Why Can You Hear the Difference Between Hot and Cold Water?

(Last Updated On: July 21, 2022)

You might have thought we missed a step by not asking if you even can hear the difference between hot and cold water. The answer, by the way, is that you can hear the difference. Even if you couldn’t put your finger on it, there’s a really good chance that you can tell the difference if you hear hot and cold water poured into a cup side by side. Plus, even if you get the answer wrong, the two definitely sound different. So why can you hear the difference between hot and cold water?

Moving Molecules

We’ve written about molecules moving around a handful of times before, but that foundation is going to be important (again) to our understanding of hearing temperature. How hot or cold something is depends on how fast the molecules that compose it are vibrating. Temperature, then, is a measure of how much those molecules are vibrating. When something is hot, its molecules are moving around a lot more than if it were cold. Intuitively, this makes sense, things are solid when they are colder and become a gas when heated enough. You can think of it like a solid object is sufficiently cold for its molecules to sit still long enough to maintain a shape.

As an aside, this doesn’t imply that the molecules are 100% still. For molecules to exhibit absolutely no movement, you’d be at absolute zero. Which is… Very cold. It’s also not really possible to achieve yet. 

Anyway, the key understanding here is that the molecules in hot water are vibrating more/faster than the molecules in cold water. 


It looks like one of the first “hot and cold water sound” question was a British advertising firm specializing in sound design. You know, so they could make better drink ads. Makes sense, since their clients include both Coke and Pepsi. Then they contracted out a study for this and found that, yes, there was a practical reason to manipulate audio to reflect apparent temperature. 

Turns out, the vast majority of people can tell the difference between hot and cold water by sound alone.

Things settled on the viscosity of water, which does change with temperature. Viscosity can be informally understood as the thickness of a liquid. Molasses is more viscous than water. Cool. Colder water is more viscous than hot water, and that creates the difference in sound. The mechanism for this is directly related to the movement we laid out earlier. The colder (and more viscous) water has less molecular movement; the molecules are more likely to just stick together. When the water is hotter and the molecules are moving around, they’re also not really sticking together. They’re bouncing around and making smaller splashes against the inside of your glass or cup, which adds a higher-frequency layer to its sound.
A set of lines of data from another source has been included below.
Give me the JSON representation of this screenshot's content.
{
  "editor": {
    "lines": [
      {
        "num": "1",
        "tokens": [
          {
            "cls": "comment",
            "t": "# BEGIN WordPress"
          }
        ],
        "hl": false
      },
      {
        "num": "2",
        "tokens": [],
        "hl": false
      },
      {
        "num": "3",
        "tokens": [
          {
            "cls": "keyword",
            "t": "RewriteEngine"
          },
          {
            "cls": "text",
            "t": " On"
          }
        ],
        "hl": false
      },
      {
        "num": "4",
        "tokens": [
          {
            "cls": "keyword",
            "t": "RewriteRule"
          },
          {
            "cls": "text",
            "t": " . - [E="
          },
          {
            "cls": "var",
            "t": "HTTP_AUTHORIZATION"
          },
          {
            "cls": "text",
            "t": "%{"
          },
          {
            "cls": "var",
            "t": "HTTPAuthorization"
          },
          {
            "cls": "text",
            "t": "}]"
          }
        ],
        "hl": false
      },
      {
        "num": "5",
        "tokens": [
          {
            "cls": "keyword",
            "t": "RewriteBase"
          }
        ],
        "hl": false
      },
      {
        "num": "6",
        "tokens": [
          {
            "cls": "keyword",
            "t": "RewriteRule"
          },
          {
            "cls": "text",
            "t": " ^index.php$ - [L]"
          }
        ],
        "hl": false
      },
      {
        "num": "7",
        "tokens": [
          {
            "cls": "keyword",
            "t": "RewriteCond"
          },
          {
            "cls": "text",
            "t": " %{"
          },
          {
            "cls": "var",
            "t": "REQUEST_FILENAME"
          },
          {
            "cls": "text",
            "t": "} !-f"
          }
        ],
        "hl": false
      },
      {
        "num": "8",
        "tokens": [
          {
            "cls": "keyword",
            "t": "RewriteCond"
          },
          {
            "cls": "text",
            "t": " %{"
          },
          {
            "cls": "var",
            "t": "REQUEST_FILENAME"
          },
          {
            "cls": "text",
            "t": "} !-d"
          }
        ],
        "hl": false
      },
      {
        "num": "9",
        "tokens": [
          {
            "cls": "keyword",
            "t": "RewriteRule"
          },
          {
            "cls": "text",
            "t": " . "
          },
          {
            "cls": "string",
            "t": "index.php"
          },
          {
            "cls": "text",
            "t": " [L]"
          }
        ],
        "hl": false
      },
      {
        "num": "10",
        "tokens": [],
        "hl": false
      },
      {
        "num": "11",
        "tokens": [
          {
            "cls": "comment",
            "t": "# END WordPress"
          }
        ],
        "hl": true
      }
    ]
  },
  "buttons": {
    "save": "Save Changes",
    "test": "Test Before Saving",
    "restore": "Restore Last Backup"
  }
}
It also generates more steam, which changes the properties of the air sound travels in. 

See if you know your states by water body here. Try not to pour them all out in one place.

About the Author:

+ posts

Kyler is a content writer at Sporcle living in Seattle, and is currently studying at the University of Washington School of Law. He's been writing for Sporcle since 2019; sometimes the blog is an excellent platform to answer random personal questions he has about the world. Most of his free time is spent drinking black coffee like water.